◆ **What you are asked to do**
Scan the data for "while" and copy the lines it appears in.

App and web page records
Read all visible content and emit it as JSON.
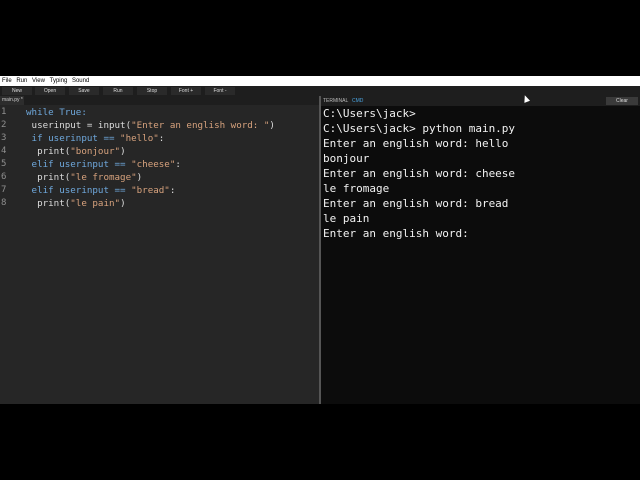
{
  "menu": {
    "items": [
      "File",
      "Run",
      "View",
      "Typing",
      "Sound"
    ]
  },
  "toolbar": {
    "buttons": [
      "New",
      "Open",
      "Save",
      "Run",
      "Stop",
      "Font +",
      "Font -"
    ]
  },
  "editor": {
    "tab_label": "main.py *",
    "line_numbers": [
      "1",
      "2",
      "3",
      "4",
      "5",
      "6",
      "7",
      "8"
    ],
    "lines": [
      [
        {
          "t": "while True:",
          "k": "kw"
        }
      ],
      [
        {
          "t": " userinput = input(",
          "k": ""
        },
        {
          "t": "\"Enter an english word: \"",
          "k": "str"
        },
        {
          "t": ")",
          "k": ""
        }
      ],
      [
        {
          "t": " if userinput == ",
          "k": "kw"
        },
        {
          "t": "\"hello\"",
          "k": "str"
        },
        {
          "t": ":",
          "k": ""
        }
      ],
      [
        {
          "t": "  print(",
          "k": ""
        },
        {
          "t": "\"bonjour\"",
          "k": "str"
        },
        {
          "t": ")",
          "k": ""
        }
      ],
      [
        {
          "t": " elif userinput == ",
          "k": "kw"
        },
        {
          "t": "\"cheese\"",
          "k": "str"
        },
        {
          "t": ":",
          "k": ""
        }
      ],
      [
        {
          "t": "  print(",
          "k": ""
        },
        {
          "t": "\"le fromage\"",
          "k": "str"
        },
        {
          "t": ")",
          "k": ""
        }
      ],
      [
        {
          "t": " elif userinput == ",
          "k": "kw"
        },
        {
          "t": "\"bread\"",
          "k": "str"
        },
        {
          "t": ":",
          "k": ""
        }
      ],
      [
        {
          "t": "  print(",
          "k": ""
        },
        {
          "t": "\"le pain\"",
          "k": "str"
        },
        {
          "t": ")",
          "k": ""
        }
      ]
    ]
  },
  "terminal": {
    "title": "TERMINAL",
    "shell": "CMD",
    "clear_label": "Clear",
    "lines": [
      "C:\\Users\\jack>",
      "C:\\Users\\jack> python main.py",
      "Enter an english word: hello",
      "bonjour",
      "Enter an english word: cheese",
      "le fromage",
      "Enter an english word: bread",
      "le pain",
      "Enter an english word:"
    ]
  },
  "colors": {
    "keyword": "#6fa8dc",
    "string": "#d7a27d",
    "shell_label": "#4aa3df"
  }
}
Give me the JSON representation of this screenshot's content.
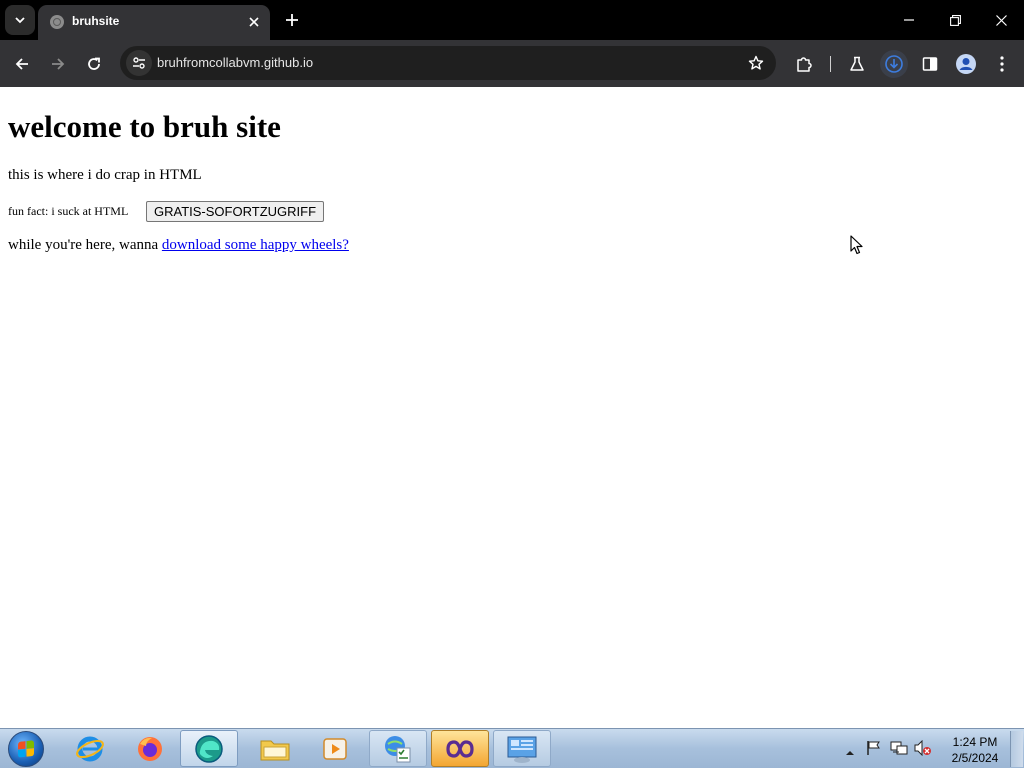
{
  "browser": {
    "tab_title": "bruhsite",
    "url": "bruhfromcollabvm.github.io"
  },
  "page": {
    "heading": "welcome to bruh site",
    "paragraph1": "this is where i do crap in HTML",
    "fun_fact": "fun fact: i suck at HTML",
    "button_label": "GRATIS-SOFORTZUGRIFF",
    "paragraph3_text": "while you're here, wanna ",
    "link_text": "download some happy wheels?"
  },
  "taskbar": {
    "time": "1:24 PM",
    "date": "2/5/2024",
    "apps": [
      "internet-explorer",
      "firefox",
      "edge",
      "file-explorer",
      "media-player",
      "windows-update",
      "visual-studio",
      "control-panel"
    ]
  },
  "colors": {
    "chrome_bg": "#333336",
    "titlebar_bg": "#000000",
    "link": "#0000ee"
  }
}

◆ **Your response**
          "t": "while True:",
    "paragraph3_text": "while you're here, wanna ",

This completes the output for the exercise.